Academic year
José Martínez and Pilar Dellunde
Department of Philosophy
Universitat de Barcelona
Master courses
Module 7. Issues in Contemporary Theoretical and Practical Philosophy
2016-10-05 - 2016-12-21
Wed. 16-19
Facultat de Filosofia, UB - Room 411



The XXth century has seen the development of many logics that deviate from classical logic. The aim of the course is to give an introduction to some important non-classical logics, with special attention to their applications (in philosophy, cognitive science and artificial intelligence).


Structure and Contents:




1. Introduction: classical logic and beyond. A map of non-classical logics.


2. Possible world semantics and its applications:

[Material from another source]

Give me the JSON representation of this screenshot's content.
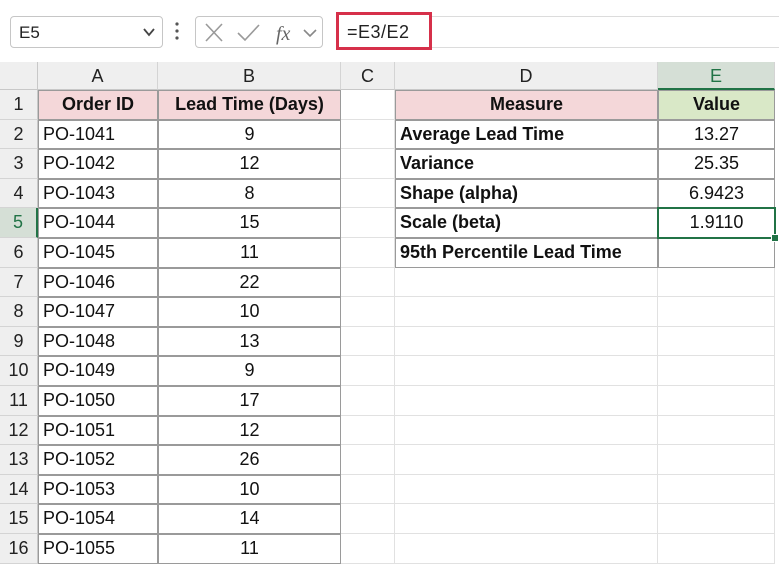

2.1 Modal logic, deontic logic, epistemic logic.

2.2 Intuitionist logic.


3. Many-valued logic and its applications.

3.1 Three-valued logic: Kleene logics, Lukasiewicz logics, LP.

3.2 Four-valued Logic: FDE.


3.3 Fuzzy logic.



Students will read basic texts on the different topics covered, extracted mostly from the introductory book by Priest “An Introduction to Non-Classical Logic”. In class we will comment on the difficult points of the texts and solve some exercises. Other exercises will be solved by students as weekly assignments.


The course will be evaluated on the basis of participation in class and on the qualifications of the homework assignments.


Learning outcomes:


Students should be able to critically understand central texts in the logic and philosophy of the cognitive sciences in a way that puts them in a position to develop and apply original ideas. 


Students should be able to communicate their knowledge and their arguments to specialized audiences in a clear and articulate way. 


Students should be able to work both independently and in a team, in an international environment. 


Students should be able to identify fallacies and methodological errors in reasoning.


Students should be able to critically engage with the concepts and methods of contemporary non-classical logics.


Students should be able to identify and critically engage with the current state of a particular philosophical debate, and form a reasoned view, even if provisional, about it.


Students should be able to critically use specialized terminology in the field of logic and the philosophy of the cognitive sciences.


Students should be able to solve basic problems in the field of non-classical logics.



Students should be able to use different logical systems (classical and non-classical) to represent knowledge. 



Graham Priest, An Introduction to Non-Classical Logic: from If to Is, Cambridge UP, 2008.